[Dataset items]
##########
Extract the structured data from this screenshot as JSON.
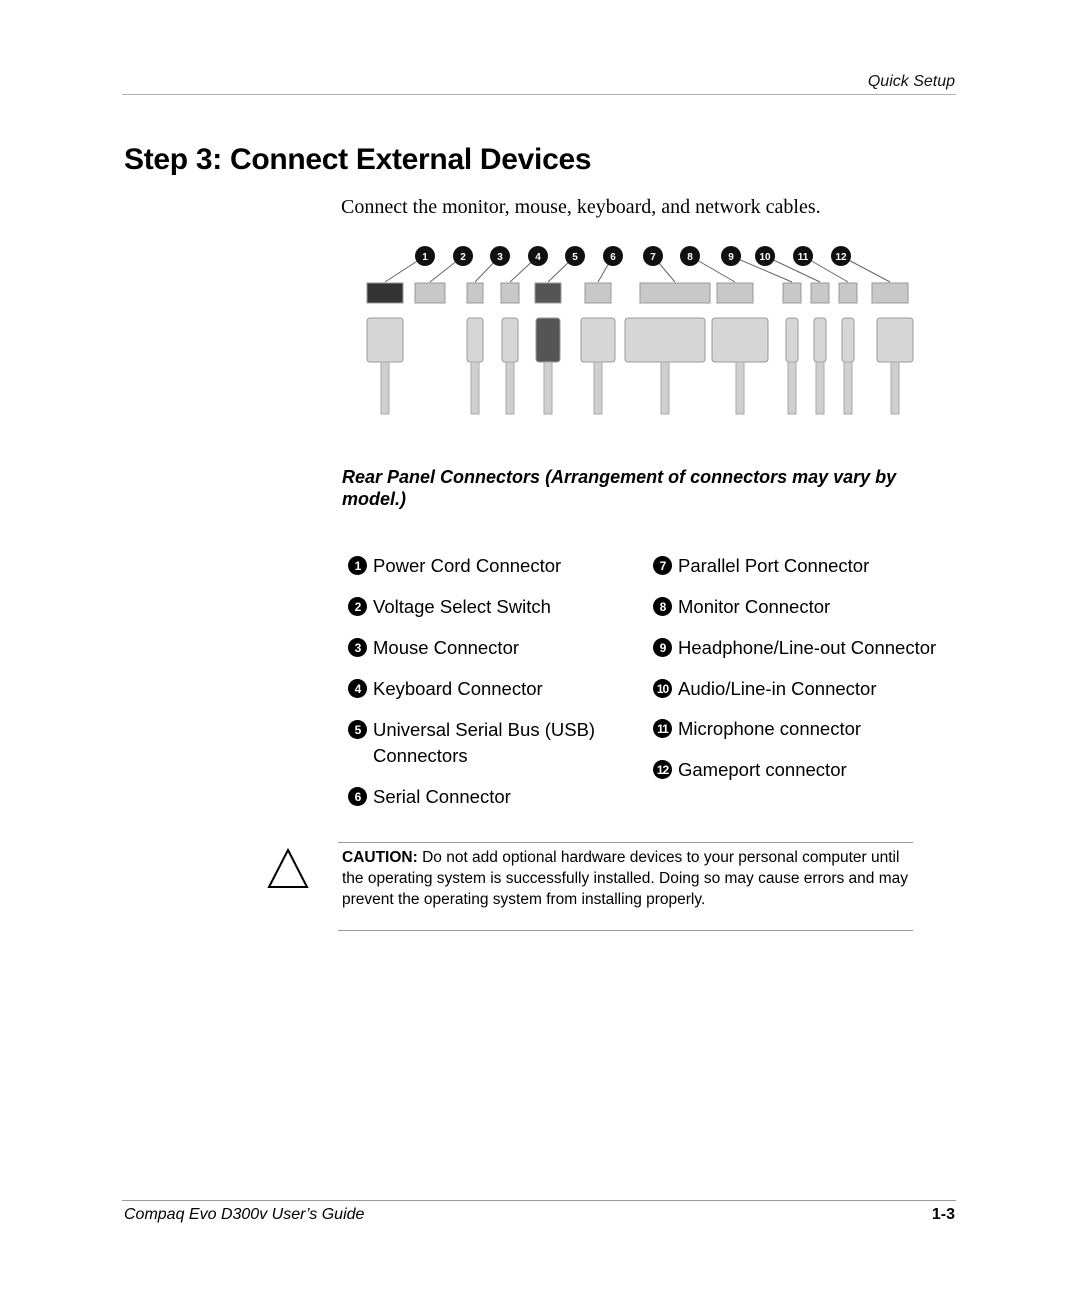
{
  "header": {
    "running_head": "Quick Setup"
  },
  "title": "Step 3: Connect External Devices",
  "intro": "Connect the monitor, mouse, keyboard, and network cables.",
  "figure": {
    "callout_numbers": [
      "1",
      "2",
      "3",
      "4",
      "5",
      "6",
      "7",
      "8",
      "9",
      "10",
      "11",
      "12"
    ]
  },
  "caption": "Rear Panel Connectors (Arrangement of connectors may vary by model.)",
  "legend": {
    "left": [
      {
        "num": "1",
        "label": "Power Cord Connector"
      },
      {
        "num": "2",
        "label": "Voltage Select Switch"
      },
      {
        "num": "3",
        "label": "Mouse Connector"
      },
      {
        "num": "4",
        "label": "Keyboard Connector"
      },
      {
        "num": "5",
        "label": "Universal Serial Bus (USB) Connectors"
      },
      {
        "num": "6",
        "label": "Serial Connector"
      }
    ],
    "right": [
      {
        "num": "7",
        "label": "Parallel Port Connector"
      },
      {
        "num": "8",
        "label": "Monitor Connector"
      },
      {
        "num": "9",
        "label": "Headphone/Line-out Connector"
      },
      {
        "num": "10",
        "label": "Audio/Line-in Connector"
      },
      {
        "num": "11",
        "label": "Microphone connector"
      },
      {
        "num": "12",
        "label": "Gameport connector"
      }
    ]
  },
  "caution": {
    "label": "CAUTION:",
    "text": " Do not add optional hardware devices to your personal computer until the operating system is successfully installed. Doing so may cause errors and may prevent the operating system from installing properly."
  },
  "footer": {
    "title": "Compaq Evo D300v User’s Guide",
    "page": "1-3"
  }
}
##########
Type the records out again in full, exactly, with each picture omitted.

ANSWER FOR THIS EXERCISE
Extract the structured data from this screenshot as JSON.
{
  "header": {
    "running_head": "Quick Setup"
  },
  "title": "Step 3: Connect External Devices",
  "intro": "Connect the monitor, mouse, keyboard, and network cables.",
  "figure": {
    "callout_numbers": [
      "1",
      "2",
      "3",
      "4",
      "5",
      "6",
      "7",
      "8",
      "9",
      "10",
      "11",
      "12"
    ]
  },
  "caption": "Rear Panel Connectors (Arrangement of connectors may vary by model.)",
  "legend": {
    "left": [
      {
        "num": "1",
        "label": "Power Cord Connector"
      },
      {
        "num": "2",
        "label": "Voltage Select Switch"
      },
      {
        "num": "3",
        "label": "Mouse Connector"
      },
      {
        "num": "4",
        "label": "Keyboard Connector"
      },
      {
        "num": "5",
        "label": "Universal Serial Bus (USB) Connectors"
      },
      {
        "num": "6",
        "label": "Serial Connector"
      }
    ],
    "right": [
      {
        "num": "7",
        "label": "Parallel Port Connector"
      },
      {
        "num": "8",
        "label": "Monitor Connector"
      },
      {
        "num": "9",
        "label": "Headphone/Line-out Connector"
      },
      {
        "num": "10",
        "label": "Audio/Line-in Connector"
      },
      {
        "num": "11",
        "label": "Microphone connector"
      },
      {
        "num": "12",
        "label": "Gameport connector"
      }
    ]
  },
  "caution": {
    "label": "CAUTION:",
    "text": " Do not add optional hardware devices to your personal computer until the operating system is successfully installed. Doing so may cause errors and may prevent the operating system from installing properly."
  },
  "footer": {
    "title": "Compaq Evo D300v User’s Guide",
    "page": "1-3"
  }
}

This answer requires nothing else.